Orange County Emergency Serivce Districts could face changes on how their board of commissioners is chosen if Senate Bill 1265 passes in the near future.

Currently, members of an emergency services district board are nominated by the commissioner of their presiding precinct and then approved by the commissioners court of the county in which the ESD is located within.  The Orange County Commissioners Court believes that the process for choosing ESD board members should rest upon the people being served within the precincts.  C.S.S.B. 1265 changes current statute to make ESD board members in Orange County elected rather than appointed, according to the Texas Legislature online.

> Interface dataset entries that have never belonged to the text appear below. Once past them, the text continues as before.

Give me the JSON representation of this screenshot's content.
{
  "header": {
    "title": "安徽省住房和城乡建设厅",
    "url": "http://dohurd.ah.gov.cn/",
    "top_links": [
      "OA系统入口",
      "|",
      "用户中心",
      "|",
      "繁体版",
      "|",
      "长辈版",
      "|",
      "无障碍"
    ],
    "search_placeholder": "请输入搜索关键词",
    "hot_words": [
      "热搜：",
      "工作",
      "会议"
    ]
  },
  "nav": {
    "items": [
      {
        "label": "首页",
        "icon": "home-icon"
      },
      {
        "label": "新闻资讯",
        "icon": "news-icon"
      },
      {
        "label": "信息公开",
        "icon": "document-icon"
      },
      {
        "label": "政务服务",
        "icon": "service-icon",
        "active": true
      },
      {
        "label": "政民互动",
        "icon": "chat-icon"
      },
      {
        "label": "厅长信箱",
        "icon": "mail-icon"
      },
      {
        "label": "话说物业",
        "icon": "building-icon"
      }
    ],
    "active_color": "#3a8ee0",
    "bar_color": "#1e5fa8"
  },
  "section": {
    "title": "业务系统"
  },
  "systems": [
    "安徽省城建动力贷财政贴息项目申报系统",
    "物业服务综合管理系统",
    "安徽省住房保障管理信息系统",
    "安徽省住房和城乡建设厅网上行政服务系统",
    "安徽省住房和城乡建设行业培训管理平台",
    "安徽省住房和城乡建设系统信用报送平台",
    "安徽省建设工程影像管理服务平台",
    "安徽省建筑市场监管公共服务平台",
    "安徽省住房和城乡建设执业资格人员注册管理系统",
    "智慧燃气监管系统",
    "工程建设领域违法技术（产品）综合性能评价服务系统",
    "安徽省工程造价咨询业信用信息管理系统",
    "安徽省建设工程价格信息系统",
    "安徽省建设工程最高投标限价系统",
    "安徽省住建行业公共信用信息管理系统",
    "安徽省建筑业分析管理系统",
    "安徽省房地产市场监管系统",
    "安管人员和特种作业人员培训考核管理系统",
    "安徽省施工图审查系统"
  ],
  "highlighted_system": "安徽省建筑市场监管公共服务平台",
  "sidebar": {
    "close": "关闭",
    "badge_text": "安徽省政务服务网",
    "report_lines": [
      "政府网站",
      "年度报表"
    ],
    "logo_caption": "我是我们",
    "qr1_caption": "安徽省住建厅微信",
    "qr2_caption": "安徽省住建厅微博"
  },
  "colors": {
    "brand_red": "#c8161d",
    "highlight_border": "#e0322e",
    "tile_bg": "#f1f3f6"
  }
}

“Senate Bill 1265 will ensure members of the Emergency Service District (ESD) Board be chosen by the people they serve. Giving Orange County citizens the ability to vote for these important positions is an excellent example of the democratic process. As you may know, ESDs are taxing entities and therefore should be elected, “ said Senator Robert Nichols.

David Roberts, fire chief of the McLewis Fire Department,  opposes the changes.

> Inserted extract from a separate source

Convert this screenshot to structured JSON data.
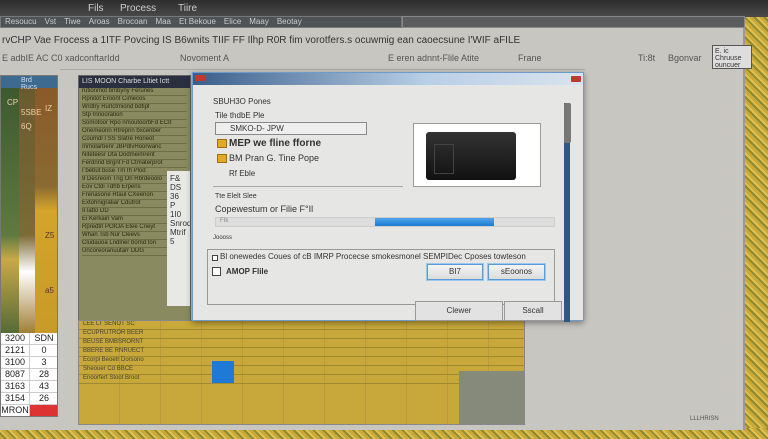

“It’s not going to be a good thing,” Roberts said.

ESD 4 already struggles to keep the fire department afloat.

Roberts added, the McLewis and Mauriceville fire departments will merge and together serve as ESD 4. The remainder, Vidor – ESD 1, Bridge City – ESD 2, and Little Cypress -ESD 3 will remain the same.

“It’s hard enough to find someone to do  it free,” Roberts said. “New people who have had to pay for their campaign, may have to recoup their money by charging the ESD to attend meetings.”

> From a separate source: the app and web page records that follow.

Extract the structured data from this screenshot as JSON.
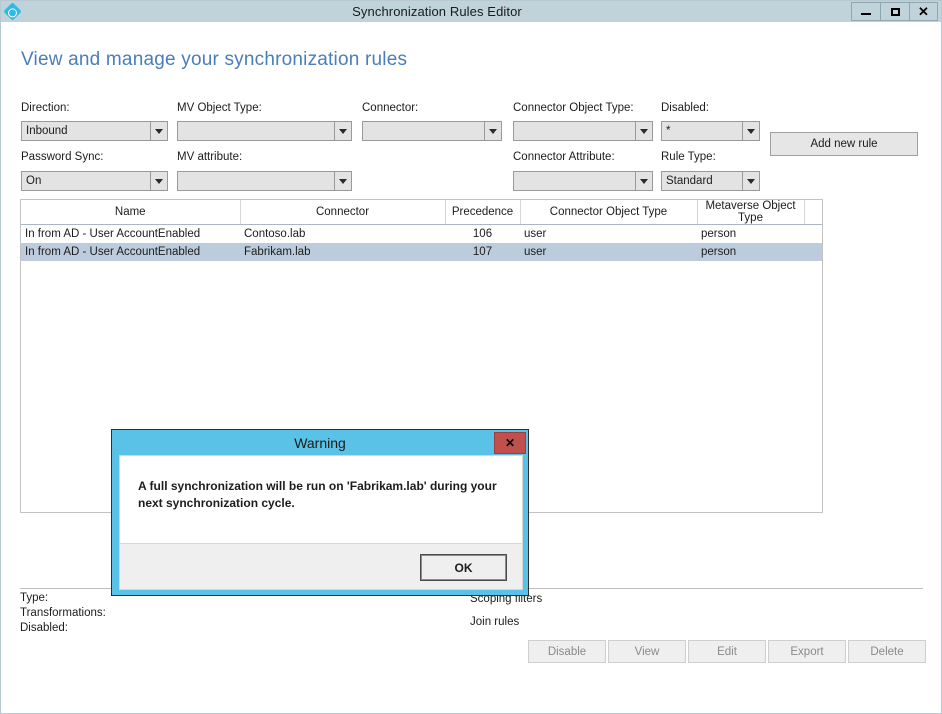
{
  "window": {
    "title": "Synchronization Rules Editor",
    "icon": "diamond-sync-icon",
    "controls": {
      "minimize": "–",
      "maximize": "❑",
      "close": "✕"
    }
  },
  "page": {
    "heading": "View and manage your synchronization rules"
  },
  "filters": [
    {
      "label": "Direction:",
      "value": "Inbound",
      "name": "direction"
    },
    {
      "label": "MV Object Type:",
      "value": "",
      "name": "mv-object-type"
    },
    {
      "label": "Connector:",
      "value": "",
      "name": "connector"
    },
    {
      "label": "Connector Object Type:",
      "value": "",
      "name": "connector-object-type"
    },
    {
      "label": "Disabled:",
      "value": "*",
      "name": "disabled"
    },
    {
      "label": "Password Sync:",
      "value": "On",
      "name": "password-sync"
    },
    {
      "label": "MV attribute:",
      "value": "",
      "name": "mv-attribute"
    },
    {
      "label": "Connector Attribute:",
      "value": "",
      "name": "connector-attribute"
    },
    {
      "label": "Rule Type:",
      "value": "Standard",
      "name": "rule-type"
    }
  ],
  "toolbar": {
    "add_new_rule": "Add new rule"
  },
  "grid": {
    "columns": [
      "Name",
      "Connector",
      "Precedence",
      "Connector Object Type",
      "Metaverse Object Type",
      ""
    ],
    "rows": [
      {
        "name": "In from AD - User AccountEnabled",
        "connector": "Contoso.lab",
        "precedence": "106",
        "connector_object_type": "user",
        "metaverse_object_type": "person",
        "selected": false
      },
      {
        "name": "In from AD - User AccountEnabled",
        "connector": "Fabrikam.lab",
        "precedence": "107",
        "connector_object_type": "user",
        "metaverse_object_type": "person",
        "selected": true
      }
    ]
  },
  "details": {
    "left": [
      {
        "label": "Type:"
      },
      {
        "label": "Transformations:"
      },
      {
        "label": "Disabled:"
      }
    ],
    "right": [
      {
        "label": "Scoping filters"
      },
      {
        "label": "Join rules"
      }
    ]
  },
  "actions": [
    {
      "label": "Disable",
      "name": "disable"
    },
    {
      "label": "View",
      "name": "view"
    },
    {
      "label": "Edit",
      "name": "edit"
    },
    {
      "label": "Export",
      "name": "export"
    },
    {
      "label": "Delete",
      "name": "delete"
    }
  ],
  "dialog": {
    "title": "Warning",
    "close_glyph": "✕",
    "message": "A full synchronization will be run on 'Fabrikam.lab' during your next synchronization cycle.",
    "ok_label": "OK"
  },
  "colors": {
    "titlebar": "#c0d3db",
    "heading": "#4a7ebb",
    "dialog_header": "#5bc2e7",
    "dialog_close": "#c0504d",
    "row_selected": "#bcccdc"
  }
}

Becky Buffington, district administrator for ESD 2, said she too is opposed to the bill which is slated to only affect Orange County.

However, Bridge City will be able to afford the costs associated with an election. But, is concerned with smaller districts.

“By statute an ESD commissioner can make up to $3,000 per year,” Buffington said.

In addition, by law the board has to have five members who live within the district, she said.

Another issue Buffington brought to light is the fact the ESD 2 board is mostly made up of former firefighters who have a grasp of what it takes to run a fire department. Those who have not had any training may not realize the costs of fire trucks and equipment.

“We are not for it either,” Buffington said of the bill.

The bill is expected to pass and take effect Sept. 1.

According to Buffington, this would force the ESD to hold an election by the end of the year for the seats.

The bill states, “The changes in law made by this Act do not affect the entitlement of a commissioner of a board of emergency services commissioners serving on the board immediately before the effective date of this Act to continue to carry out the board’s functions for the remainder of the commissioner’s term.”

Section B is “This Act does not prohibit a person who is a commissioner on the effective date of this Act and who was appointed under Section 775.034, Health and Safety Code, from running for election to the board if the person has the qualifications required for a member.”

Section C is  “A person serving as a member of a board of emergency services commissioners on the effective date of this Act who was appointed shall continue to serve until the election and qualification of a new commissioner for that position.”

Furthermore, the bills states, in 2014, “the county judge of a county with an emergency services district shall establish an election to replace a commissioner appointed before the effective date of this Act as near as practicable to the date of the expiration of the appointed commissioner’s term.  A commissioner elected under this subsection serves a two-year term but the successor serves a four-year term.”

According to Buffington, the public hearing on the matter has already occurred and all they can do is hope for the best.